IN A FISHING life of over 30 years the writer has landed monster trout on three occasions. The first two were landed about 20 years ago, and, strangely enough, were caught on two successive hot August days. One weighed an ounce or two over six pounds and the other nearly five pounds. For the next 20 years or so really big fish evaded me. But last September, on a cold, grey day just before the season ended, fortune smiled upon me for the third time and I landed a sea trout weighing 13½ Ib. The fish fought for over an hour, and the fact that I was fishing for brown trout made my task very difficult. My cast was tapered to 4X, with a breaking strain of two-and-a-half pounds. A very small Lunn's Particular was the successful fly.  

Is it just luck or is it skill that takes the big fish? I think luck plays the major part in hooking the fish, but skill is necessary to land your prize, especially if you are fishing with fine tackle. Where are you likely to find big fish? Usually the big fellows lie in deep water, for such fish are mainly bottom feeders and do not often rise to fly. Therefore, look for deep pools with overhanging trees, from which a good supply of food is obtainable with little effort from the innumerable insects which drop into the water. The submerged roots of the trees provide good cover in which the monster lies away from enemies. The roots may also assist the fish to escape when hooked, for such submerged obstructions can play havoc with one's tackle. 
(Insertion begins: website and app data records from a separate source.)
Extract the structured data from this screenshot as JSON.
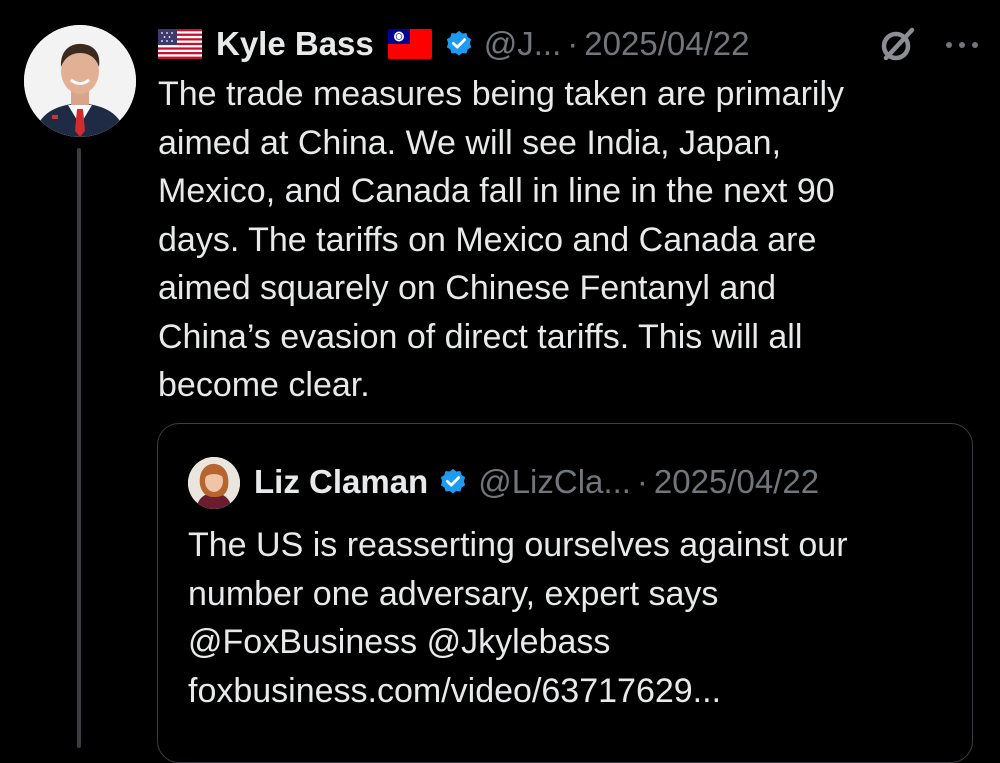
{
  "tweet": {
    "author_name": "Kyle Bass",
    "handle": "@J...",
    "separator": "·",
    "date": "2025/04/22",
    "text_lines": [
      "The trade measures being taken are primarily",
      "aimed at China. We will see India, Japan,",
      "Mexico, and Canada fall in line in the next 90",
      "days. The tariffs on Mexico and Canada are",
      "aimed squarely on Chinese Fentanyl and",
      "China’s evasion of direct tariffs. This will all",
      "become clear."
    ],
    "icons": [
      "us-flag-icon",
      "taiwan-flag-icon",
      "verified-badge-icon",
      "grok-icon",
      "more-options-icon"
    ]
  },
  "quote": {
    "author_name": "Liz Claman",
    "handle": "@LizCla...",
    "separator": "·",
    "date": "2025/04/22",
    "text_lines": [
      "The US is reasserting ourselves against our",
      "number one adversary, expert says",
      "@FoxBusiness @Jkylebass",
      "foxbusiness.com/video/63717629..."
    ]
  },
  "colors": {
    "background": "#000000",
    "text": "#e7e9ea",
    "secondary_text": "#71767b",
    "verified_blue": "#1d9bf0",
    "border": "#3a3d42"
  }
}
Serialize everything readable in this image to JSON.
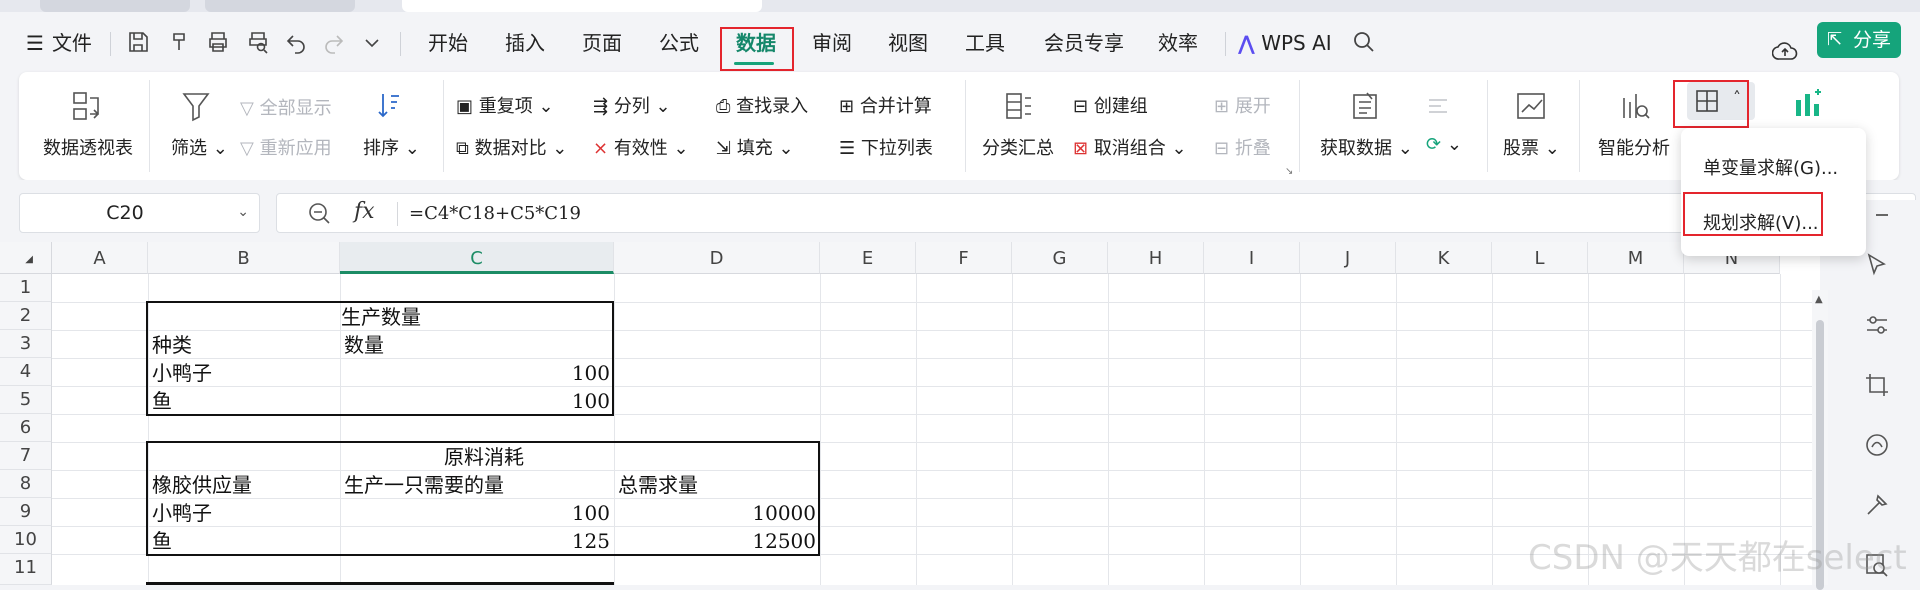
{
  "menubar": {
    "file": "文件",
    "tabs": [
      "开始",
      "插入",
      "页面",
      "公式",
      "数据",
      "审阅",
      "视图",
      "工具",
      "会员专享",
      "效率"
    ],
    "active_tab": "数据",
    "wps_ai": "WPS AI",
    "share": "分享"
  },
  "ribbon": {
    "pivot": "数据透视表",
    "filter": "筛选",
    "show_all": "全部显示",
    "reapply": "重新应用",
    "sort": "排序",
    "duplicates": "重复项",
    "compare": "数据对比",
    "split": "分列",
    "validity": "有效性",
    "lookup_entry": "查找录入",
    "fill": "填充",
    "merge_calc": "合并计算",
    "dropdown_list": "下拉列表",
    "subtotal": "分类汇总",
    "create_group": "创建组",
    "ungroup": "取消组合",
    "expand": "展开",
    "collapse": "折叠",
    "get_data": "获取数据",
    "stocks": "股票",
    "smart_analysis": "智能分析"
  },
  "whatif_menu": {
    "items": [
      "单变量求解(G)...",
      "规划求解(V)..."
    ]
  },
  "formula_bar": {
    "cell_ref": "C20",
    "fx": "fx",
    "formula": "=C4*C18+C5*C19"
  },
  "sheet": {
    "columns": [
      "A",
      "B",
      "C",
      "D",
      "E",
      "F",
      "G",
      "H",
      "I",
      "J",
      "K",
      "L",
      "M",
      "N"
    ],
    "selected_column": "C",
    "rows": [
      "1",
      "2",
      "3",
      "4",
      "5",
      "6",
      "7",
      "8",
      "9",
      "10",
      "11"
    ],
    "table1": {
      "title": "生产数量",
      "headers": [
        "种类",
        "数量"
      ],
      "rows": [
        [
          "小鸭子",
          "100"
        ],
        [
          "鱼",
          "100"
        ]
      ]
    },
    "table2": {
      "title": "原料消耗",
      "headers": [
        "橡胶供应量",
        "生产一只需要的量",
        "总需求量"
      ],
      "rows": [
        [
          "小鸭子",
          "100",
          "10000"
        ],
        [
          "鱼",
          "125",
          "12500"
        ]
      ]
    }
  },
  "watermark": "CSDN @天天都在select",
  "colors": {
    "accent": "#15a47b",
    "highlight": "#e4252d"
  }
}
T&S old copy 1
  7lb brown trout from the Sussex Ouse, near Isfield.                                                           
Kept as a trophy or for the table in 1965. Today, it would probably be returned to the water.                    

 Having found a likely place, try a small fly and fish dry at first. If that fails to bring any response, fish the same fly wet at varying depths, from just under the surface to a couple of feet below, recovering your line by short, quick snatches. You will note I have not referred to spinning or any other kind of fishing. That is because, for me, it is fly fishing or nothing. 

Another likely home for a big fish is a few yards from where a feeder, or even a drain, joins the main river. If this is a deep pool so much the better. The logic here is that there are two avenues of food provision, so your monster gets the best of both worlds. The method of fishing is the same as described previously - dry and wet fly in sequence.  

Do not fall into the trap of using a big fly to catch a big fish. I am aware that the size of the fly varies with the river, but generally, in my experience, small flies are more killing on any river.  

The largest fly I ever use on any river is only of medium size. And, by the way, for the rivers I usually fish, which are the chalk streams of the South of England, my favourite flies are Baigent's Brown, Iron Blue, March Brown (at all times of the season), Lunn's Particular and the Black Gnat. These are fished dry usually, but occasionally wet. And with one or other of these flies I have taken the heaviest fish from my water during two consecutive years.  

Another place you can try for a big one is near the bank in a stickle where the fast-flowing water from a waterfall irons itself out. If near trees and submerged roots so much the better. Or you might choose a spot where the current is rather fast and there is a large patch of thick weed near the bank. Just underneath the weed may lie a big trout which might well dart out to swallow the passing fly.  

Summing up, the way to go about trying to catch big fish is to find out first of all where they lie and then to fish with small flies. When they are hooked hold them firmly, but not roughly, and let them run until they are completely exhausted.

T&S old copy